■ Dataset ■
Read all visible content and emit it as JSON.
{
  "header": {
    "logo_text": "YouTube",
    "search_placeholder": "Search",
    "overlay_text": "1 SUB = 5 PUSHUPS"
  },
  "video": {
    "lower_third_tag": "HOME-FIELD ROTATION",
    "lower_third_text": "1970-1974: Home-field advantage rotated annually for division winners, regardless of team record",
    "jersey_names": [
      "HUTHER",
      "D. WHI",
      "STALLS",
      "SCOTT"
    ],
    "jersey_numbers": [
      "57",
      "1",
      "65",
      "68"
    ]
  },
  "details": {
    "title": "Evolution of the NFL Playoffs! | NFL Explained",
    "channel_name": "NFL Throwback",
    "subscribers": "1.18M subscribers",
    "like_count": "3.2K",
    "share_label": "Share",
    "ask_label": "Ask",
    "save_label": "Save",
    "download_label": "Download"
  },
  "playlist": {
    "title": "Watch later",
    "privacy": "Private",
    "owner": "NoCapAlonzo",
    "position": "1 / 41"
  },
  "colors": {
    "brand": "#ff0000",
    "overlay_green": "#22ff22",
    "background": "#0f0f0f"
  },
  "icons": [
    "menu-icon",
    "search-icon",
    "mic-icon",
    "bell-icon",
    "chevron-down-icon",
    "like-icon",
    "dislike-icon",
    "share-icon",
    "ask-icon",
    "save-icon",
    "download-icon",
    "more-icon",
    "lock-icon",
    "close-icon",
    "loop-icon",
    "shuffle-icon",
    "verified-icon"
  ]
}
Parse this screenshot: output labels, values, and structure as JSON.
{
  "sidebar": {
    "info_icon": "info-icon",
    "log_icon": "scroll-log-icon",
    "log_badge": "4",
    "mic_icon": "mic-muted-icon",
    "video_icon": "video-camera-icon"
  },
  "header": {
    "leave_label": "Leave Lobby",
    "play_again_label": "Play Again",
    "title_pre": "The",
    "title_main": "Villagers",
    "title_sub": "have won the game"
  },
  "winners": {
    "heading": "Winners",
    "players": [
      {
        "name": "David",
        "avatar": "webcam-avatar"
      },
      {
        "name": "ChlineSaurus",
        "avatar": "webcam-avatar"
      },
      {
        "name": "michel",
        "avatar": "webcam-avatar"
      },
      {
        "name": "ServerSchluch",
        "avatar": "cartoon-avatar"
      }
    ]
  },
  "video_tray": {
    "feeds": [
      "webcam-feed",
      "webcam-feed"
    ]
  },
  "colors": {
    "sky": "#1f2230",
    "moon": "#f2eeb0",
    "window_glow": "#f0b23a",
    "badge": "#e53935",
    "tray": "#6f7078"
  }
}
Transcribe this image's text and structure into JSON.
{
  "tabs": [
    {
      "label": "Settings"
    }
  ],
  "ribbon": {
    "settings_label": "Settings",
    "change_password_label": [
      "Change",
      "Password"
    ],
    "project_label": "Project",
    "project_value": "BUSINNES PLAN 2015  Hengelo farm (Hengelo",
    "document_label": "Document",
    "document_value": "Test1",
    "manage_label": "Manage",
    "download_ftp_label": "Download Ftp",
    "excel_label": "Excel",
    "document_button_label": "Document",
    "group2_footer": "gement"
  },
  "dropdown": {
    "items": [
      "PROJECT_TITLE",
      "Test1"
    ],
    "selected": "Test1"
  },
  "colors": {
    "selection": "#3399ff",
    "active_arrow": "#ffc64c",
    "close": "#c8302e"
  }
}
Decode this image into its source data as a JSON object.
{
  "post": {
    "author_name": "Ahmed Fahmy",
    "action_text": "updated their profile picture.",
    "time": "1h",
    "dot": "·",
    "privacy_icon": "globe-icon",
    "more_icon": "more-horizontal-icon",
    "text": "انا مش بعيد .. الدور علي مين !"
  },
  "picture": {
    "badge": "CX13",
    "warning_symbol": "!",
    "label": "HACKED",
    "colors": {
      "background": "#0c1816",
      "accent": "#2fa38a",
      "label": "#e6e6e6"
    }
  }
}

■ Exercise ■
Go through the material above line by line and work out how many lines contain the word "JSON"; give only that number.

■ Output for this task ■
4